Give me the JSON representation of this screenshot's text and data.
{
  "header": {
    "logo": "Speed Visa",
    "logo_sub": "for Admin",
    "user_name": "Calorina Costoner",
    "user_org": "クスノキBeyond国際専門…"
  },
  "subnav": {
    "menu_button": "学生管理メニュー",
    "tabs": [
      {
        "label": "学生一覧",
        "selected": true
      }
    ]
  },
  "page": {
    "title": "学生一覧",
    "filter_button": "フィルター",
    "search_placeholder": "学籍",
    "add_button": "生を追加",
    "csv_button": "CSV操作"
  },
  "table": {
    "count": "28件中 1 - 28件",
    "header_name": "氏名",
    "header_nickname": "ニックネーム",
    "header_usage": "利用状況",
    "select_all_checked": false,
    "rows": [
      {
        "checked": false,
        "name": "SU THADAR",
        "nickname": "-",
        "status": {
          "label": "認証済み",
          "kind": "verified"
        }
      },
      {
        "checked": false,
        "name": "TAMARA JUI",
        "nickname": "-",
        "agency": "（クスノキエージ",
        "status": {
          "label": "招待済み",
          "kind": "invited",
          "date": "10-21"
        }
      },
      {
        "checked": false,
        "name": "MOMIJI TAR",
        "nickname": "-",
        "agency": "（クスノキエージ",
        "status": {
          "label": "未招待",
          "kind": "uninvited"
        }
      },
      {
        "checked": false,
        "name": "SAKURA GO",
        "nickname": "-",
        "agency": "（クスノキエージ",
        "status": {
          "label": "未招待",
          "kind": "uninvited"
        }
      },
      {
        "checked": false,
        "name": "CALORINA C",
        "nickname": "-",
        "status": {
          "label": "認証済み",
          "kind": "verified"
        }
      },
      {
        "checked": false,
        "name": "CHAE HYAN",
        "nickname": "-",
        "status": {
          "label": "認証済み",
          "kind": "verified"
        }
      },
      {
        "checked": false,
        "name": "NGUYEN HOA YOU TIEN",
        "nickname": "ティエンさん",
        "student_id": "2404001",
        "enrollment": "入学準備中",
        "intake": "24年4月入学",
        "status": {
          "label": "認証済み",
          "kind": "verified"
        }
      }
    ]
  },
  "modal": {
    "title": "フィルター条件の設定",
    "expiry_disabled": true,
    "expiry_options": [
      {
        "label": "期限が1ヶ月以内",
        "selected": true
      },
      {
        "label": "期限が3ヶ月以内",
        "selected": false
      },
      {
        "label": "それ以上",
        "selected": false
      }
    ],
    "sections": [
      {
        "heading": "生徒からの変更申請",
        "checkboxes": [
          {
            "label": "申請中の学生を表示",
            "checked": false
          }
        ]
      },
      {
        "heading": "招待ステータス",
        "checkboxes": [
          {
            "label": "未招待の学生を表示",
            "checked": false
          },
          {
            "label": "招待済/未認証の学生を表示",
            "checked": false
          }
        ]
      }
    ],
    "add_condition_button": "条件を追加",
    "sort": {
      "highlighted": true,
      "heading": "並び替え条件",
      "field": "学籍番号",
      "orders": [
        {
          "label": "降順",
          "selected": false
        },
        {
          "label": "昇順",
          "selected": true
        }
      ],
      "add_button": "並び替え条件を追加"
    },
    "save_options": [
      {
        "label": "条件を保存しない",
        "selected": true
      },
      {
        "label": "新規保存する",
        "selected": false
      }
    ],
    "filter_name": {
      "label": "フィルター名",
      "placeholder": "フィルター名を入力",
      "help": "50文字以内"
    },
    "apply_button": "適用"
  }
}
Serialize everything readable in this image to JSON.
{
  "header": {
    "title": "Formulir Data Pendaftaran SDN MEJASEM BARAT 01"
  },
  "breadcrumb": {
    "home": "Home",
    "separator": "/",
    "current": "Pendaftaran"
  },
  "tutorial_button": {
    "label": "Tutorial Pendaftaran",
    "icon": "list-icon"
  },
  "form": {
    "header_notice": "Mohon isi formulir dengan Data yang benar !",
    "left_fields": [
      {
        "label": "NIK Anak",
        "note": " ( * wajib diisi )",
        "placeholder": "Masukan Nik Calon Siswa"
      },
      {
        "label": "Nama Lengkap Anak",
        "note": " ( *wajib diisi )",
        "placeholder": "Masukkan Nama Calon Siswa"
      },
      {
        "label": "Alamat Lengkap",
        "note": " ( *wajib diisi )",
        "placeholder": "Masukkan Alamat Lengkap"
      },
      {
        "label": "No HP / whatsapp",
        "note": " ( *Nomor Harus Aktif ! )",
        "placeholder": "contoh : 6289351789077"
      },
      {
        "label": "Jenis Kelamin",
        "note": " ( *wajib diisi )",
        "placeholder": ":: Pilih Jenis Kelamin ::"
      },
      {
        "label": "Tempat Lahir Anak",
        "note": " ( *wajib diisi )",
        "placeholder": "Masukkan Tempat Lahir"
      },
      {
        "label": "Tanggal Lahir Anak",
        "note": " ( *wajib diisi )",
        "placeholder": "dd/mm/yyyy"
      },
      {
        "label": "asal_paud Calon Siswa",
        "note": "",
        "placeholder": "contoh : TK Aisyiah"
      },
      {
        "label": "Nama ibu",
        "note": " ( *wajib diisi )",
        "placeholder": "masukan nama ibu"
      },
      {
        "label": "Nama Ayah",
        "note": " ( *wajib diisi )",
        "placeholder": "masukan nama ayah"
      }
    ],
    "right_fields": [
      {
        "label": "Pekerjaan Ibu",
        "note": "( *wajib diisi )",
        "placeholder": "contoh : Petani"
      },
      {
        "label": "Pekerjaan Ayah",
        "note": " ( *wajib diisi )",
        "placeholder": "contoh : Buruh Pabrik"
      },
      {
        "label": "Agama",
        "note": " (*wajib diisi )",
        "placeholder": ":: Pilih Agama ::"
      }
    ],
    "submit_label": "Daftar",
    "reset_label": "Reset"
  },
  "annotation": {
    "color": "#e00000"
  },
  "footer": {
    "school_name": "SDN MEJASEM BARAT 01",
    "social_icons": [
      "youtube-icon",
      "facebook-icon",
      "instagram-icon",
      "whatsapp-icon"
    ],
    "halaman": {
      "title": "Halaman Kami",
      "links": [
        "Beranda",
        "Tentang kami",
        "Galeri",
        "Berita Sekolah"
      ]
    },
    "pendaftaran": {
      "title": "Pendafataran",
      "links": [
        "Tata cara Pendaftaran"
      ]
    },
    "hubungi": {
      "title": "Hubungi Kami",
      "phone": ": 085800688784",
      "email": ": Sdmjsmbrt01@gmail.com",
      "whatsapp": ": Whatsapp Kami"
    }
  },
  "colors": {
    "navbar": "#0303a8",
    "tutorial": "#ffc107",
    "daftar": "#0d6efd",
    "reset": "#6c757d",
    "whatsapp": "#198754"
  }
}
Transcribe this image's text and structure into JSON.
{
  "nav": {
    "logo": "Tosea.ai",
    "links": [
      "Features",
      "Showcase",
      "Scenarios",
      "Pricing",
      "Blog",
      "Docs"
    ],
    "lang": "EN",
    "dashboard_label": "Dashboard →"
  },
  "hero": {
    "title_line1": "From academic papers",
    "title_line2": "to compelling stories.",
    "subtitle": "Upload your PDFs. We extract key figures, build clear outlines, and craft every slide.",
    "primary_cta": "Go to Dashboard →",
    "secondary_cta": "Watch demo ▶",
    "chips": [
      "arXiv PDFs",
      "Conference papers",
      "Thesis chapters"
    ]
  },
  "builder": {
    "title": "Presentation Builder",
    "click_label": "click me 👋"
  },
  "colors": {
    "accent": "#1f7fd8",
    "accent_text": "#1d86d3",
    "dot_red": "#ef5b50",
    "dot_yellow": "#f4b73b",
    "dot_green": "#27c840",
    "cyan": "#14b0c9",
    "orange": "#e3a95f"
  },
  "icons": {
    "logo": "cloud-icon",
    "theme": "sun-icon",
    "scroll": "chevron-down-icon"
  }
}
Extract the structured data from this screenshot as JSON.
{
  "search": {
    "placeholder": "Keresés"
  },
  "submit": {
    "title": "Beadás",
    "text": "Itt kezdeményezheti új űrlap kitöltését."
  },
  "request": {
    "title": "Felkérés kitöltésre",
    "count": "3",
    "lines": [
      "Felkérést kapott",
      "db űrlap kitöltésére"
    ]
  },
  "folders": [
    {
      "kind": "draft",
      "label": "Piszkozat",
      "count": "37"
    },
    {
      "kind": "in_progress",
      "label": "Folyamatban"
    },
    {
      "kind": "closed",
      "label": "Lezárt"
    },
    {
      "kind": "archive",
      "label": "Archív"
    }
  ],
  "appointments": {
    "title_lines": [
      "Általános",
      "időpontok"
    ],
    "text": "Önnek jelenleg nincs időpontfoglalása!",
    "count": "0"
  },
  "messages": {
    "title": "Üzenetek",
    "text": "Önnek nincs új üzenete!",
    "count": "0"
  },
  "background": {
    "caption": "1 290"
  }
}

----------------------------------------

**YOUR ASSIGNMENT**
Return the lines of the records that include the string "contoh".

**RESPONSE AREA**
        "placeholder": "contoh : 6289351789077"
        "placeholder": "contoh : TK Aisyiah"
        "placeholder": "contoh : Petani"
        "placeholder": "contoh : Buruh Pabrik"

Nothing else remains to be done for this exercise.